Holiday’s case as one of the league’s top guards relies on his defense. He plays a low-risk style of defense that minimizes errors. Holiday’s most frequent mishaps, missing deep cutters and flat-footedness in transition plays, are very rare occurrences on the court. His far more prevalent strengths are prominent either on or off the ball. When he’s directly guarding a matchup, Holiday has some of the strongest positionings of any guard in the league. His strong mix of upward and downward stances to match the angle of his opponents cause some of the strongest commotions a 6’3″ guard could do. Holiday consistently staggers offensive sets, denying penetration attempts additionally with his great hands. This is largely in part due to an optimized armlength radius, keeping opponents far enough at bay to prevent foul trouble but close enough to prevent easy drives. As evident from his 1.7 steals per 75 possessions, his pickpocketing capabilities are near the top of the league. Paired with strong defensive coverage, especially on the perimeter and in recovery, Holiday is one of the very best defensive guards in the NBA today.
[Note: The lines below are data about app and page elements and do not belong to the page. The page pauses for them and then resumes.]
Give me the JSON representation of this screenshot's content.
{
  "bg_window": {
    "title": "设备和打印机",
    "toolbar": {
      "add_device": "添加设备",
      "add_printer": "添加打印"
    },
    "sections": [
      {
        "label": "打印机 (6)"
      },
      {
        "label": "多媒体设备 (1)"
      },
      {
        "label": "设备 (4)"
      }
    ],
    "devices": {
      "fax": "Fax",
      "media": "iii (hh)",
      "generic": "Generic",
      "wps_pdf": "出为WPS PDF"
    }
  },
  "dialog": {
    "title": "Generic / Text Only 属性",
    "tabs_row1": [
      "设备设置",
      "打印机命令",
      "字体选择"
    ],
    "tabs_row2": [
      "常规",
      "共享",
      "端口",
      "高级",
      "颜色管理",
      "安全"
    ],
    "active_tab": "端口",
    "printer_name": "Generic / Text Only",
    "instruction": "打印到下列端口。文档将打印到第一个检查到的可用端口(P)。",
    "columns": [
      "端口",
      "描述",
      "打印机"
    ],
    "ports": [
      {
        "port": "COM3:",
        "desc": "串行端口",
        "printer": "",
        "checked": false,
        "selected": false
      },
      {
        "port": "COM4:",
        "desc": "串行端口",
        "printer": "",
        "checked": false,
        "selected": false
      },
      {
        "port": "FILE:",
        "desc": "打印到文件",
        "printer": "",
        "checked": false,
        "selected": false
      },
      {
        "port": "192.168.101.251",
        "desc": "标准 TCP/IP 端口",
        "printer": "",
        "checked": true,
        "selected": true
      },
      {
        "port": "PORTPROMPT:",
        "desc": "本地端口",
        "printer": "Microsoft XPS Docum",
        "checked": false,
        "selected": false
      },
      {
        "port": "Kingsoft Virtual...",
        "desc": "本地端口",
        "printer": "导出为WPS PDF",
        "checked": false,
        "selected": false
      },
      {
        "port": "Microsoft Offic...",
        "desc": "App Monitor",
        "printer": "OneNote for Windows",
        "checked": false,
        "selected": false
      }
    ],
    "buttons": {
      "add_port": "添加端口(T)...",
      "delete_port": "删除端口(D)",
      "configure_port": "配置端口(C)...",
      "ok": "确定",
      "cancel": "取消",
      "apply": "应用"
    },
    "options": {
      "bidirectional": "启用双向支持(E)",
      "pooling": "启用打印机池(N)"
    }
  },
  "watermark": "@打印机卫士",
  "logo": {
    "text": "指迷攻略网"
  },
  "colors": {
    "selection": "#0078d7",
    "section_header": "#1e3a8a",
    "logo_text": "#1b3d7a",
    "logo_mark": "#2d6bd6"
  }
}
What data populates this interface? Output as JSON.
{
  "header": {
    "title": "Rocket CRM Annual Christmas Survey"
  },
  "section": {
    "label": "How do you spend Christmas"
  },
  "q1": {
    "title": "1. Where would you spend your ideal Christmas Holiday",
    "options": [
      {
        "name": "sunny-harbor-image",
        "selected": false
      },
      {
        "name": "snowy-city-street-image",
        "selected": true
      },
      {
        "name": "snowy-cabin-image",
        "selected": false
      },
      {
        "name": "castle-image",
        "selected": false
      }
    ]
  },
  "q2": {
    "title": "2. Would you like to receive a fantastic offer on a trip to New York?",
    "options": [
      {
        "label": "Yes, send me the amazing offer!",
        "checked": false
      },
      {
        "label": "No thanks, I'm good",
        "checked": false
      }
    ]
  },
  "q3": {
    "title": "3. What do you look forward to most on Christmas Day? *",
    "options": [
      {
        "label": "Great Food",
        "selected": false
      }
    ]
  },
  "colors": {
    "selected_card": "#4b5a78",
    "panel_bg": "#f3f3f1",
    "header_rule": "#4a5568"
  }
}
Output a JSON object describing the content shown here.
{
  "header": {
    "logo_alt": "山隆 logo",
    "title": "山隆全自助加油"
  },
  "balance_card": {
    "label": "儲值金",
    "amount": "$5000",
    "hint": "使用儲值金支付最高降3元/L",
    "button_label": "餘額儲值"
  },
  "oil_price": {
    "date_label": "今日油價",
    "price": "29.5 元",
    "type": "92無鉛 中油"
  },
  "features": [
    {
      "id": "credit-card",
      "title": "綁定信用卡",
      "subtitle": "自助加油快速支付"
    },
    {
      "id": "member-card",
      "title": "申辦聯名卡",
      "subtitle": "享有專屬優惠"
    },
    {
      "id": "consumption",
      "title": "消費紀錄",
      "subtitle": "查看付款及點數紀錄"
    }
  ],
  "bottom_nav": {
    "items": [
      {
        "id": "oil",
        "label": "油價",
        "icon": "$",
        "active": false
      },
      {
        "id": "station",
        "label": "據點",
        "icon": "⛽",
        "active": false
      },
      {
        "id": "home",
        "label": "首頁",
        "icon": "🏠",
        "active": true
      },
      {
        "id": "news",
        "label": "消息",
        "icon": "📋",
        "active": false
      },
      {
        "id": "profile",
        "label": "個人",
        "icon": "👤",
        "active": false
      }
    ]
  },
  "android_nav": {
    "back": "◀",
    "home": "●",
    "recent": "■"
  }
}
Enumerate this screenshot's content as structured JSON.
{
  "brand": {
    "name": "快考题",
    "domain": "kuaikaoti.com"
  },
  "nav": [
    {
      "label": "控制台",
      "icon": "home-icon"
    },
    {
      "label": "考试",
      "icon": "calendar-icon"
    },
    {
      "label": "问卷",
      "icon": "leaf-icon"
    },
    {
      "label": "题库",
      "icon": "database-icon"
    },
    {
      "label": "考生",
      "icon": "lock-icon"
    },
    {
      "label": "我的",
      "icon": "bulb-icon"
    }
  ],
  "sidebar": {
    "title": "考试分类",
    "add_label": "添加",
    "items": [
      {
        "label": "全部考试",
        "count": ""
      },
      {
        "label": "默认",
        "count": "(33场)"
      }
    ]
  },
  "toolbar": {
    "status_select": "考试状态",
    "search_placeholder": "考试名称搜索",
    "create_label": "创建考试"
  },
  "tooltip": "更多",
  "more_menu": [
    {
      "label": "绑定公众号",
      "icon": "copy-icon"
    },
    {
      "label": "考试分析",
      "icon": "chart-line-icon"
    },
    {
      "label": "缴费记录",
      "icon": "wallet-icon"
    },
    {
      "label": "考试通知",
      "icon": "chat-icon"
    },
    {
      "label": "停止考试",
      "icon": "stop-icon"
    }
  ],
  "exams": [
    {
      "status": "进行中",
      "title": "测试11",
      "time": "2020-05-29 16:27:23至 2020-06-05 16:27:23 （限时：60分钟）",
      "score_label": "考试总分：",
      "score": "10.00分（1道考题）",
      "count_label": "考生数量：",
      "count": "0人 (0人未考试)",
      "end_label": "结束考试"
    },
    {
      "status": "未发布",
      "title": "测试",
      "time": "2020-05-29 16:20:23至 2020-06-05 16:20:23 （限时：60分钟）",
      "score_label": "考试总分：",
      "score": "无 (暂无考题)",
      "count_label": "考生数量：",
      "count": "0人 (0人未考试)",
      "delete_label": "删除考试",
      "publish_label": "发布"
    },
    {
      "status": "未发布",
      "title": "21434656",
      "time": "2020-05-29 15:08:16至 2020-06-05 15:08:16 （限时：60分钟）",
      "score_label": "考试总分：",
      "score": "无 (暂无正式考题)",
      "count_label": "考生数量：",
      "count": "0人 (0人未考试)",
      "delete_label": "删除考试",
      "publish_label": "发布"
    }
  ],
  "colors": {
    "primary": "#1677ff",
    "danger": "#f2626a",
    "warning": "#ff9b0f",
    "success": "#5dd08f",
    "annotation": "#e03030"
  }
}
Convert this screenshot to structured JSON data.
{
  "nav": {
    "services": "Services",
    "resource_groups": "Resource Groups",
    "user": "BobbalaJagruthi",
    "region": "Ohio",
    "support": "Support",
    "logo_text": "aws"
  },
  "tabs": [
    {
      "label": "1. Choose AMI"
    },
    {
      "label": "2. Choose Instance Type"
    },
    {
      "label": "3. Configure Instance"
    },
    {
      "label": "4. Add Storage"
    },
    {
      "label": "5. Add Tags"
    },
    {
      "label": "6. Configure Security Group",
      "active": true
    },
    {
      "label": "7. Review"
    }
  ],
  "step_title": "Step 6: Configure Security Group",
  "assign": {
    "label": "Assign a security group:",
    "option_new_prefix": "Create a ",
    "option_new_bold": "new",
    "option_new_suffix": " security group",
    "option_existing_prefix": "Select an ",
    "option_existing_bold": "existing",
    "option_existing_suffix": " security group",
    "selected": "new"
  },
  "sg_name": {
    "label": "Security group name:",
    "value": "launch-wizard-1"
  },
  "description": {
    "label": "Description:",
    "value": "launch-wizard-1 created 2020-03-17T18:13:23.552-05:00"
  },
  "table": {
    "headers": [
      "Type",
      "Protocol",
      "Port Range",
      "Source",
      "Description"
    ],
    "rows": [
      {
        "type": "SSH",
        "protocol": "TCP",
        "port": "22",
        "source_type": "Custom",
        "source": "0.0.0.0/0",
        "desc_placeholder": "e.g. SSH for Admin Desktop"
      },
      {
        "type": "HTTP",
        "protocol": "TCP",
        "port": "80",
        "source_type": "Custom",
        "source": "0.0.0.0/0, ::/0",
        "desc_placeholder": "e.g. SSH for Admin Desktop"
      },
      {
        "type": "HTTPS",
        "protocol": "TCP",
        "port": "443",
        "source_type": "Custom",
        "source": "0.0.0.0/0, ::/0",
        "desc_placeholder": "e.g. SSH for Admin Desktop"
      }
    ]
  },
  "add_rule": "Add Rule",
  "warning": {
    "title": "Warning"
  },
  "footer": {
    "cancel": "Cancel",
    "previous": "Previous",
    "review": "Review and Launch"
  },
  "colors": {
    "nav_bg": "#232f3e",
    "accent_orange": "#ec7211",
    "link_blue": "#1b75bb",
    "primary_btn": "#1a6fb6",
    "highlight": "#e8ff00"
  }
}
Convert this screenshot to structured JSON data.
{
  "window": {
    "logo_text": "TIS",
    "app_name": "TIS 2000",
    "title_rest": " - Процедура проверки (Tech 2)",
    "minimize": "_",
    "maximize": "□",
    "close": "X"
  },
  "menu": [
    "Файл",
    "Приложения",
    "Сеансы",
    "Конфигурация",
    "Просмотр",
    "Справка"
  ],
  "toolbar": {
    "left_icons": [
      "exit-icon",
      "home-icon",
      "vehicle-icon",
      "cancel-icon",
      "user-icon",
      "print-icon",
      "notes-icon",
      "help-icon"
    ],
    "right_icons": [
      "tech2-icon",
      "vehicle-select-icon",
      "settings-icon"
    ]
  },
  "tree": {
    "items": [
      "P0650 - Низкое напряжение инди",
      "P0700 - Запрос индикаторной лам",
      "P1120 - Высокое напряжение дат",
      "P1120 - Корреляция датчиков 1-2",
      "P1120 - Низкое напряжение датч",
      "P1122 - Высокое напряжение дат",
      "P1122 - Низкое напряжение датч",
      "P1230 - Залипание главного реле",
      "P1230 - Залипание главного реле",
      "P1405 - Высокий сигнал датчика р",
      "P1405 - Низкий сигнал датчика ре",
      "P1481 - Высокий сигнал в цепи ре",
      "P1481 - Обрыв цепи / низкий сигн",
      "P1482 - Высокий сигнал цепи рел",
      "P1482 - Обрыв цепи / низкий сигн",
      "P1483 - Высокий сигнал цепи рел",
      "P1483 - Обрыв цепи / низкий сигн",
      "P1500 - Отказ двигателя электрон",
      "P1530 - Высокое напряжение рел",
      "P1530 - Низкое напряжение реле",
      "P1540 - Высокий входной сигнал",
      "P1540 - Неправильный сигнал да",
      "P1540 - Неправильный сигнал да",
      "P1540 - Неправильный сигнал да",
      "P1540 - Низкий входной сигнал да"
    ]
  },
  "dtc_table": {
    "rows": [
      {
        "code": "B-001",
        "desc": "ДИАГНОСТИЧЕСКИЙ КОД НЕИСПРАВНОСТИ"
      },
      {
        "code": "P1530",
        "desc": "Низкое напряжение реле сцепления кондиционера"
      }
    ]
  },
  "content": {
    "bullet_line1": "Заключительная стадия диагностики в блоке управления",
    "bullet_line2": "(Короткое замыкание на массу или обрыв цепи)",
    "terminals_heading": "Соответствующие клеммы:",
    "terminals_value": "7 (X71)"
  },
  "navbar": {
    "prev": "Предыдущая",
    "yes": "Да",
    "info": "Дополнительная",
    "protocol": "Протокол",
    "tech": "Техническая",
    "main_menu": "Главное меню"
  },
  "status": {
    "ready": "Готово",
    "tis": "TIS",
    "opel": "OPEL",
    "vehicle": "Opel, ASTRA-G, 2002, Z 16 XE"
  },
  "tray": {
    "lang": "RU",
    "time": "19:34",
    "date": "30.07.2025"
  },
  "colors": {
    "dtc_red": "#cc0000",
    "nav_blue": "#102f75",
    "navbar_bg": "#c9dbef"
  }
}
Impact metrics have a large variance but a stable typical picture of Holiday’s value. His aforementioned luck-adjusted RAPM was second in the entire league. Holiday’s minimum comes from Goldstein’s PIPM at +1.73 per 100 possessions. With an offensive impact typically ranging from 1.5 to 2 points and a defensive impact usually worth 0.5 to 1 point per 100, Holiday’s situational value is mostly stable aside from his RAPM-esque outliers. Play-by-play data certainly paints a greater picture of his value than the box score, and pure situational value argues he’s among the league’s best. However, due to his declining RAPM (+1.4 in 2020), it’s likely a three-year sample is too partial to earlier events. Based on evaluations of Holiday’s offensive and defensive values, I’d denote him as an “All-Star level” player in 2020 and estimate Jrue Holiday provides a random team with 7.7% odds to win a title at full health.